WHAT THE EXERCISE ASKS.
How many lines in the data below include the word "email"? Respond with the number, nothing more.

TASK INPUT.
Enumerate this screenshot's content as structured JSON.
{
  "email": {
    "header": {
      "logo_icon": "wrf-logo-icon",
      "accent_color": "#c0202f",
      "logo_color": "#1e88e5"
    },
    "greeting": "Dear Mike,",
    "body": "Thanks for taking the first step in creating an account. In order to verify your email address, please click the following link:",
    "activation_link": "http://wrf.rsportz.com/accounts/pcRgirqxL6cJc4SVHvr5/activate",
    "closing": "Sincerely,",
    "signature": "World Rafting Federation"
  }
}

SOLUTION FOR THIS TASK.
2